App and web page records:
◇ ◇ ◇ ◇

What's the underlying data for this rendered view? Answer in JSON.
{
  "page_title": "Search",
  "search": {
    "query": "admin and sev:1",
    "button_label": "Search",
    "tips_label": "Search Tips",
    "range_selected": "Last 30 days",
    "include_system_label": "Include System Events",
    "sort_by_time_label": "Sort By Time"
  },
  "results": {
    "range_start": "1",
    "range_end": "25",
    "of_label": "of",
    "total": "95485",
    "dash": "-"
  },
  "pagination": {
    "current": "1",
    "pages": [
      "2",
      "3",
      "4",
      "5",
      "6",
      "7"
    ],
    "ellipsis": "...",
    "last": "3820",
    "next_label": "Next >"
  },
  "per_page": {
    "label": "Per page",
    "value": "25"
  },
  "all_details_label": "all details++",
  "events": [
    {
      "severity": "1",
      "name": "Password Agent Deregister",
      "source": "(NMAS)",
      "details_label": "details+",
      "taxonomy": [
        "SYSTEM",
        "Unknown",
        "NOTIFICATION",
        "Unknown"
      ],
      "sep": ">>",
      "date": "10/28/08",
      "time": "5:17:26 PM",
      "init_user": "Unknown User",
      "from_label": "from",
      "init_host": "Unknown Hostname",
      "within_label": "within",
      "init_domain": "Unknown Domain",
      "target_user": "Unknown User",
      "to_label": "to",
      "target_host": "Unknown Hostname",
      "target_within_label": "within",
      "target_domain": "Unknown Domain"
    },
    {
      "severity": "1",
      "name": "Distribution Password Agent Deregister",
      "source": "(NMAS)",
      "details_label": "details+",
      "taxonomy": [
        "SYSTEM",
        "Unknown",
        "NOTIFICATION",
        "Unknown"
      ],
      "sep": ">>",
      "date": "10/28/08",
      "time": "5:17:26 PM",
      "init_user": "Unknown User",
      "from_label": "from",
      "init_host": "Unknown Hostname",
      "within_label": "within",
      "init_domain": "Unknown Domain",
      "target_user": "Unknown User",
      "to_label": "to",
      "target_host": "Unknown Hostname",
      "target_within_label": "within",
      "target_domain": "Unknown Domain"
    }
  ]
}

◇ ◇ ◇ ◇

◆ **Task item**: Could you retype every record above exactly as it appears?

◆ **Task output**:
What's the underlying data for this rendered view? Answer in JSON.
{
  "page_title": "Search",
  "search": {
    "query": "admin and sev:1",
    "button_label": "Search",
    "tips_label": "Search Tips",
    "range_selected": "Last 30 days",
    "include_system_label": "Include System Events",
    "sort_by_time_label": "Sort By Time"
  },
  "results": {
    "range_start": "1",
    "range_end": "25",
    "of_label": "of",
    "total": "95485",
    "dash": "-"
  },
  "pagination": {
    "current": "1",
    "pages": [
      "2",
      "3",
      "4",
      "5",
      "6",
      "7"
    ],
    "ellipsis": "...",
    "last": "3820",
    "next_label": "Next >"
  },
  "per_page": {
    "label": "Per page",
    "value": "25"
  },
  "all_details_label": "all details++",
  "events": [
    {
      "severity": "1",
      "name": "Password Agent Deregister",
      "source": "(NMAS)",
      "details_label": "details+",
      "taxonomy": [
        "SYSTEM",
        "Unknown",
        "NOTIFICATION",
        "Unknown"
      ],
      "sep": ">>",
      "date": "10/28/08",
      "time": "5:17:26 PM",
      "init_user": "Unknown User",
      "from_label": "from",
      "init_host": "Unknown Hostname",
      "within_label": "within",
      "init_domain": "Unknown Domain",
      "target_user": "Unknown User",
      "to_label": "to",
      "target_host": "Unknown Hostname",
      "target_within_label": "within",
      "target_domain": "Unknown Domain"
    },
    {
      "severity": "1",
      "name": "Distribution Password Agent Deregister",
      "source": "(NMAS)",
      "details_label": "details+",
      "taxonomy": [
        "SYSTEM",
        "Unknown",
        "NOTIFICATION",
        "Unknown"
      ],
      "sep": ">>",
      "date": "10/28/08",
      "time": "5:17:26 PM",
      "init_user": "Unknown User",
      "from_label": "from",
      "init_host": "Unknown Hostname",
      "within_label": "within",
      "init_domain": "Unknown Domain",
      "target_user": "Unknown User",
      "to_label": "to",
      "target_host": "Unknown Hostname",
      "target_within_label": "within",
      "target_domain": "Unknown Domain"
    }
  ]
}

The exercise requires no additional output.